Editor’s Note: The following article appeared in the Dallas Morning News chronicling correspondent Elaine Glusac’s recent trip through the Northern California wine country in a rental camper van from New Zealand-based Jucy. To read the full story click here.
If RVs are the clan-friendly leviathans of the open road, the Jucy camper vans — equipped with fridge, gas stove, sink and two double beds — are the nimble, next-generation option for DIY road-trippers, intended to be maneuverable, fuel-efficient and affordable (from $40 per day), a combination of rental car and condo.
Brothers Tim and Dan Alpe founded Jucy in 2001 in New Zealand, offering drivers handy accommodations in wilderness locales. In 2012, they exported 50 vehicles to the U.S., stationing them in road-trip-ready Las Vegas, Los Angeles and San Francisco. Now, with about 200 Jucy vans in the U.S., the brothers aim to expand to the East Coast and Florida.
Jucy’s compact size, the company claims, allows it to easily navigate high-traffic areas, such as national parks. We resolved to test that assertion in Sonoma County wine country in California’s busy harvest season. Picking up a Jucy near San Francisco, we planned to drive an hour north for a weekend, overnighting at the Alexander Valley RV Park & Campground on the Russian River, where we could drink high-quality chards and zins in low-rent style (campsites cost $40).

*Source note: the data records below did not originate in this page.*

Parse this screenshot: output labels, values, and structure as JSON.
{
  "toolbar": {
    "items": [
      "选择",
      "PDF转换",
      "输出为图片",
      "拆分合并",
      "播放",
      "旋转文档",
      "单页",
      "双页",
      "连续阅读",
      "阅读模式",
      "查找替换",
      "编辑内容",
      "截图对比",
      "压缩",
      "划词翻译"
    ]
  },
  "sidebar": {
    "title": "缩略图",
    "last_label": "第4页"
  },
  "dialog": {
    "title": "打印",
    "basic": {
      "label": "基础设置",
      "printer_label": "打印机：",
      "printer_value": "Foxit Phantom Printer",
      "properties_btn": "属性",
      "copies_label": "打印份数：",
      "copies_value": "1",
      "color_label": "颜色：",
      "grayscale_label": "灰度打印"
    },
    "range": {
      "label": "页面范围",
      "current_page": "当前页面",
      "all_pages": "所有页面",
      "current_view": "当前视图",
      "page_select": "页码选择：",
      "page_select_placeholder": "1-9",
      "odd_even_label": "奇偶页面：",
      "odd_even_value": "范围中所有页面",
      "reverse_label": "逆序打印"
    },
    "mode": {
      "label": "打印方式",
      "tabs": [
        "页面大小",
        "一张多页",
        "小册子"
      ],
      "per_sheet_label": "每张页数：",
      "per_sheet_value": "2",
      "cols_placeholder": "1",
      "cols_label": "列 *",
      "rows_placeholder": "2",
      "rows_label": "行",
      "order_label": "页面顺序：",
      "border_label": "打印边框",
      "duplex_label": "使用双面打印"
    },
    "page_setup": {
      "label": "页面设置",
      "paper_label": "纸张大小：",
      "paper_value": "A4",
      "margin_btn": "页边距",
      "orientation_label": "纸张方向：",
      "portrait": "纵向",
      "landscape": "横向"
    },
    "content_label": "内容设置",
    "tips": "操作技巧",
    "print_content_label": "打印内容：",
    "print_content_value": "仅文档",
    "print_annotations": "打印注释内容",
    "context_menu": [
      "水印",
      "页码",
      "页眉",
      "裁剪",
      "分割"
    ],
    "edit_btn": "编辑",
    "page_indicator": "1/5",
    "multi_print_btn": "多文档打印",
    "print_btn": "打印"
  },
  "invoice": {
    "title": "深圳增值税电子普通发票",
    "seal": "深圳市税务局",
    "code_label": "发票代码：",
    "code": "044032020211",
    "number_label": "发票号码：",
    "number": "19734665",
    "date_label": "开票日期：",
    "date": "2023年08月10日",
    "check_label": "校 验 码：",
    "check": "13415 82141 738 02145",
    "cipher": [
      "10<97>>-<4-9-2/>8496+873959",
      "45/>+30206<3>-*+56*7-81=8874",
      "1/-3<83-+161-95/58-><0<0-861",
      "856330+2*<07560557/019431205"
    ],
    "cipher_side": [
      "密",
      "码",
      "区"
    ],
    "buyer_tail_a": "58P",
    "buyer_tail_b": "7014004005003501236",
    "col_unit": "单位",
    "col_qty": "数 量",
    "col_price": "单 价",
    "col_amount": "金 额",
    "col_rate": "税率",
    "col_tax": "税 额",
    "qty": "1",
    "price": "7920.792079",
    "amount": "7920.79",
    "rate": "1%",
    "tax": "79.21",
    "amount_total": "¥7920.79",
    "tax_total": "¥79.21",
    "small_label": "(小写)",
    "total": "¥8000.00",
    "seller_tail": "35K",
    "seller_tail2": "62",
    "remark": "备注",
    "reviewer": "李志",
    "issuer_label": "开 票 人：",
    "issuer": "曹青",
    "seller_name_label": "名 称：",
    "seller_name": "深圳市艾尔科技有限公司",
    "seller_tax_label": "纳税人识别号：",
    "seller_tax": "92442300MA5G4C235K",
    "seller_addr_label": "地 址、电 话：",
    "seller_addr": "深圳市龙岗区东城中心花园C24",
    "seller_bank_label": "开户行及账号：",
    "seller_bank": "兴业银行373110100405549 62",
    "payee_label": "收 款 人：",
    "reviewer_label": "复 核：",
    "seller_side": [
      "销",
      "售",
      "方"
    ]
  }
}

Before bestowing the keys to the lime-green-and-purple vehicle, the Jucy agent demonstrated how to crank up the penthouse, the pop-up apartment atop the roof — a.k.a. the top bunk — that conceals a foam mattress and removable metal ladder within.
The middle interior bench folds flat into a double bed. The rear hatch opens to reveal a kitchen less than 2 feet deep, with a sink plumbed to a 5-gallon water tank, a pull-out gas burner, a refrigerator drawer and compartments for pans and utensils.
To read the full story click here.